After the New Hampshire primary, I wrote:
The most surprising thing is that, looking at the exit polls for Iowa and NH, it really seems that Clinton and Edwards were competing for the same electorate. The storyline was that Edwards and Obama were duking it out for the “change” vote. Not so much. Sadly, we might not be so post-racist after all. If you prefer a less cynical speculation, voters might actually want candidates to talk about things other than ‘hope’, like healthcare.
Chris Bowers at Open Left (“The World’s Slowest Loading Website EVAH!”) has crunched some numbers:
Obama is dominating Clinton among African-Americans nationwide, and even stronger in states where campaigning has actually taken place.
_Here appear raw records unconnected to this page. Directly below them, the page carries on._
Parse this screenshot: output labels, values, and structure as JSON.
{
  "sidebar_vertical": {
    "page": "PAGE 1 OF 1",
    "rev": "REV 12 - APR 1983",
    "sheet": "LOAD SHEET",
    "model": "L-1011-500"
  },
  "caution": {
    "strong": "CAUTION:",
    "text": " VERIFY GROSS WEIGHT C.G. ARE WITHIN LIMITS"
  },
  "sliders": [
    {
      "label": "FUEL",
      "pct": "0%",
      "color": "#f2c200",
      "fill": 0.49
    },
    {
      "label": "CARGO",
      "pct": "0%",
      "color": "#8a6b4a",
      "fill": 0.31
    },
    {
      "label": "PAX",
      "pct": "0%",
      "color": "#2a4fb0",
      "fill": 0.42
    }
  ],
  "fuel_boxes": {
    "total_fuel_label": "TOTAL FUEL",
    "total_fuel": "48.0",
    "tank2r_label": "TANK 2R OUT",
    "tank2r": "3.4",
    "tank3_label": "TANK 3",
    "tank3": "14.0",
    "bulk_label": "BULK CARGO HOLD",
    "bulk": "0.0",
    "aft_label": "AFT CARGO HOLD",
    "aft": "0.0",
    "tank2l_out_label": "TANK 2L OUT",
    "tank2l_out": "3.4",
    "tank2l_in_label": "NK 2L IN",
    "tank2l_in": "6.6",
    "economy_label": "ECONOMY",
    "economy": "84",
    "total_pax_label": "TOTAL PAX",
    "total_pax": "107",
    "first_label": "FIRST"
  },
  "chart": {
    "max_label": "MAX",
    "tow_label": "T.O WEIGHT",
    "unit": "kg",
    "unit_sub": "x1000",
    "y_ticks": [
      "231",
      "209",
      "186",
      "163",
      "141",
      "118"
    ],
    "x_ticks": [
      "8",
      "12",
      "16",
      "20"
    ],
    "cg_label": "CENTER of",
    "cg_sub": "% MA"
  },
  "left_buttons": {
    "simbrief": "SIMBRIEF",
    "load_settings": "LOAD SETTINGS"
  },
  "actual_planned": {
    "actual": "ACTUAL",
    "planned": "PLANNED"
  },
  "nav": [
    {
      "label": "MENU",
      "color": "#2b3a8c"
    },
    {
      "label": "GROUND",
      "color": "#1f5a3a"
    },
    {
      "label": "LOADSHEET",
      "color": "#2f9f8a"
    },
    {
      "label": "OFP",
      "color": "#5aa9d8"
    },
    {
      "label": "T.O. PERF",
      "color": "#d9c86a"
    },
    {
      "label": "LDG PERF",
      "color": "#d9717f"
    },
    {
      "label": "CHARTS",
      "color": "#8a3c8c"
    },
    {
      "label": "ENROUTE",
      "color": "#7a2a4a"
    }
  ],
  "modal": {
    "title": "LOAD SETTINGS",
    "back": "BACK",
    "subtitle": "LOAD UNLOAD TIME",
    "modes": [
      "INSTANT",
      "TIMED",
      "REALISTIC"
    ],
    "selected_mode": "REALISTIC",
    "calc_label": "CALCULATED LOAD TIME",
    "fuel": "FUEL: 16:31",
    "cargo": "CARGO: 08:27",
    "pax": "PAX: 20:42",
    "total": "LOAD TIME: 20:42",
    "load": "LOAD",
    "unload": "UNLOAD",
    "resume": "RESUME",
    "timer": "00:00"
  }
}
Edwards draws very little of the African-American vote from Obama, but is competitive for white southern votes. This means that in states like South Carolina (Jan 26th) and Georgia (Feb 5th), Obama’s lead is largely dependent on Edwards staying in the campaign. In Alabama, which will take place on February 5th, Obama leads Clinton 36%-34%. However, that lead would be gone if the 9% of voters who support Edwards, most of whom are white, have to choose only between Clinton and Obama. While there are no recent polls out of other February 5th states, like Kansas and Missouri, given the strength of Edwards in those two states, I imagine the situation is very similar. Further, while Obama’s winning or losing in Arkansas, Connecticut, Illinois, New Jersey, New York, and Tennessee is not dependent on Edwards staying in the campaign, for exactly the same reason I cited in the previously mentioned states, Obama’s delegate totals from these other states will probably be better with Edwards in the campaign than with Edwards out of the campaign. In every case, Edwards will take a larger bite out of Clinton’s advantage among white voters than he will from Obama’s advantage among African-American voters.
With Hillary Clinton nudging ahead in Nevada, right now Edwards dropping out would be absolutely devastating to the Obama campaign. If Clinton won Nevada, and Edwards dropped out, Illinois and Georgia might be the only two remaining states where Obama would have an advantage. Barring a spectacular Clinton collapse, the campaign would be all but over. Clinton’s advantage would be insurmountable.
I think the reason some Democratic activists don’t get this is because most Democrats are strongly opposed to the Iraqi War, so they view Obama and Edwards as alternatives, while Clinton is profoundly different. But I have the sneaking suspicion (based on my Mad Biologist superpowers) that many Democrats, particularly whites who often supported the war, at least initially, don’t hold Clinton’s vote against her–there probably is some rationalization of cognitive dissonance going on here. As far as I can tell, Clinton and Edwards are splitting (not necessarily 50/50) the “healthcare vote”, particularly, if they don’t want to be reminded that they initially supported the war, are breaking for Edwards or Clinton, and not Obama (hope isn’t an enacted healthcare plan).
If I’m correct, Obama also leads with independent voters (or at least did in Iowa and New Hampshire). Wouldn’t that also be a factor? Independents would go for Obama, but not the other two.